What foods have fat and how much of them can you eat?
This past weekend a girl friend wanted to stop into a fast food outlet to get a muffin. “At least I know it’s a healthy choice” she said. Normally in social circles I don’t annoy people with nutrition facts but when she went on to say she gets them all the time, I couldn’t help myself. I broke the news that the muffin was right up there fat and calorie-wise with a baked apple pie, donut, even a small order of fries. She was shocked, decided she didn’t really need a 400 plus calorie muffin and satisfied herself with a coffee instead. This reinforced for me something as a dietitian I’ve noticed again and again. People are surprised to find out that most of the fat, a full ¼ of the fat in the Canadian diet, comes from sweetened baked goods and fast foods. Hardly healthy choices! On the other hand, I find people are concerned with the fat in whole, nutrient-rich foods, with surprisingly moderate amounts of fat.

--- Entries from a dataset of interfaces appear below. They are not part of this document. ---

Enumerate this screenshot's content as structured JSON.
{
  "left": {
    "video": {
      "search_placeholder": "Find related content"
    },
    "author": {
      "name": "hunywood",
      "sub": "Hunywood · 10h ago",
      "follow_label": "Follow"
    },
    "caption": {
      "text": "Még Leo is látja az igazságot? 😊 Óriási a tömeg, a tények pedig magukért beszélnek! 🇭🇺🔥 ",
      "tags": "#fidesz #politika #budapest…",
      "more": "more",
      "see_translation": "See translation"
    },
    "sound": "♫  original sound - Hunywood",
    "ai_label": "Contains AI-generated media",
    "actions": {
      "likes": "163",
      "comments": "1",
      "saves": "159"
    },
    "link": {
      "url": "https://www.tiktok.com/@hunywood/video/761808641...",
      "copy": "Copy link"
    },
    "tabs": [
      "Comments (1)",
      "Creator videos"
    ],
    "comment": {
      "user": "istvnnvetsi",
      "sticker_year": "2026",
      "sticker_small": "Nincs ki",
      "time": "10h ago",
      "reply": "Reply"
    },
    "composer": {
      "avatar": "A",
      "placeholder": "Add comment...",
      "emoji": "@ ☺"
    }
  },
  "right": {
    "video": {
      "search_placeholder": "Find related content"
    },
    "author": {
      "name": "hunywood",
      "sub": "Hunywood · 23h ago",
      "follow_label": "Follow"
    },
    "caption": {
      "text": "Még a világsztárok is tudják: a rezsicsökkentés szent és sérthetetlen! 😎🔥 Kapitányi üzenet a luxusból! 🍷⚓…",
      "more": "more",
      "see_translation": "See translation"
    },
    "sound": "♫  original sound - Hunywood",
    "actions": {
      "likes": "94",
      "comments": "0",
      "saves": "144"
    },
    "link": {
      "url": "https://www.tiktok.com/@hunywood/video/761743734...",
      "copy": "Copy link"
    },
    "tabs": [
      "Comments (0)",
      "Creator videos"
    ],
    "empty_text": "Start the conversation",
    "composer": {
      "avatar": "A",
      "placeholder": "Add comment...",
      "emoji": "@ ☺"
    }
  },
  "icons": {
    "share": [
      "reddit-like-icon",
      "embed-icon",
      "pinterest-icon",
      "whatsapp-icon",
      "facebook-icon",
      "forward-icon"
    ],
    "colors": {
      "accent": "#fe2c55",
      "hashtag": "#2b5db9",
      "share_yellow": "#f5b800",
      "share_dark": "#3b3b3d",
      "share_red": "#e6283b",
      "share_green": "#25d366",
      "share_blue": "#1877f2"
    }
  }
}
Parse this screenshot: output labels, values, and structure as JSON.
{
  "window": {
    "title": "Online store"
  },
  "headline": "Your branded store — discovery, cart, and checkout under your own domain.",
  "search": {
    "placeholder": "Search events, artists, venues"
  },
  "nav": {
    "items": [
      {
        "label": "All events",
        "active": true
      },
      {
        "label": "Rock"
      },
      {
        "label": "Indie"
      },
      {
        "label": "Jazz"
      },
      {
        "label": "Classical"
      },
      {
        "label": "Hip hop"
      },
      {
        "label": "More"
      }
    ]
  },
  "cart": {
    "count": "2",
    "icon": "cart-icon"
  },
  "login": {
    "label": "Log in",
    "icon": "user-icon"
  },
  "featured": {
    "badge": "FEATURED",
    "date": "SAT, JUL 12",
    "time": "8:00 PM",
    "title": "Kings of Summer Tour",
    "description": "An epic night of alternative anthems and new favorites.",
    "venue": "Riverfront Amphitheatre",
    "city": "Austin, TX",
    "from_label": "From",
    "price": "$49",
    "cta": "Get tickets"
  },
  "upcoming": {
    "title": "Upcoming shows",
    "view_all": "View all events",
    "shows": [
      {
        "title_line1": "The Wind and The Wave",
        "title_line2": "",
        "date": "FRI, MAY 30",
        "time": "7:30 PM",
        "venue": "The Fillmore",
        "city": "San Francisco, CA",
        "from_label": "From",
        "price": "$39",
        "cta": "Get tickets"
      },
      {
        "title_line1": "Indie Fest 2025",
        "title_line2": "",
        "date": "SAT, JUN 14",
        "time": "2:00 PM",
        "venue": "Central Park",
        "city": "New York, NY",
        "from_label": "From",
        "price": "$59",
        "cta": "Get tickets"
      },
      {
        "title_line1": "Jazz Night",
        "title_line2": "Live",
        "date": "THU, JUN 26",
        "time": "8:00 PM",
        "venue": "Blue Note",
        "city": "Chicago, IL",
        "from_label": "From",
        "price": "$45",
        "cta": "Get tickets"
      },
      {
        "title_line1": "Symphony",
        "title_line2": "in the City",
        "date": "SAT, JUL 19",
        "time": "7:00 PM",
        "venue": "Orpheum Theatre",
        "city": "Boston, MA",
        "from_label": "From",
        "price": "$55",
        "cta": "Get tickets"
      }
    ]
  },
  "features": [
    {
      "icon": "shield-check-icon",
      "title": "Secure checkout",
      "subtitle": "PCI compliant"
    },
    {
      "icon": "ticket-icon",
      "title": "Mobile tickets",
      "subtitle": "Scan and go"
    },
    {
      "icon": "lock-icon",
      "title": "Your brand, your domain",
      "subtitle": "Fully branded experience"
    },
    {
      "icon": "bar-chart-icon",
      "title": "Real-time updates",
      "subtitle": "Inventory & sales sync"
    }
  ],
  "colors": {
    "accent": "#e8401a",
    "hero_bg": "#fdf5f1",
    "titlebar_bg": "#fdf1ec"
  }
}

Consider these equally excellent, protein, vitamin and mineral-rich examples: One egg: 5 g fat 75 g (think deck of cards), trimmed, cooked, sirloin steak: 4 g fat 250 mL (1 cup) 2% milk: 5 g fat 60 mL (¼ cup) hummus: 5 g fat Let’s put that into perspective. Woman can have about 65 grams of fat a day and men, 90 grams. Each of these foods offers less than 10% of your “fat budget” for the day. Look at it another way. Eating any three of these foods will net you fat-wise, about the same as one muffin! Unlike the muffin however, because these foods are protein-rich you’ll feel satisfied for much longer. Bottom line, if we are really concerned about making a dent in our fat intake it’s the sweetened baked goods and fast foods we should be looking to eat in smaller amounts and less often. So go ahead and enjoy an egg for breakfast and when you really want a muffin, share the love and split it with a friend.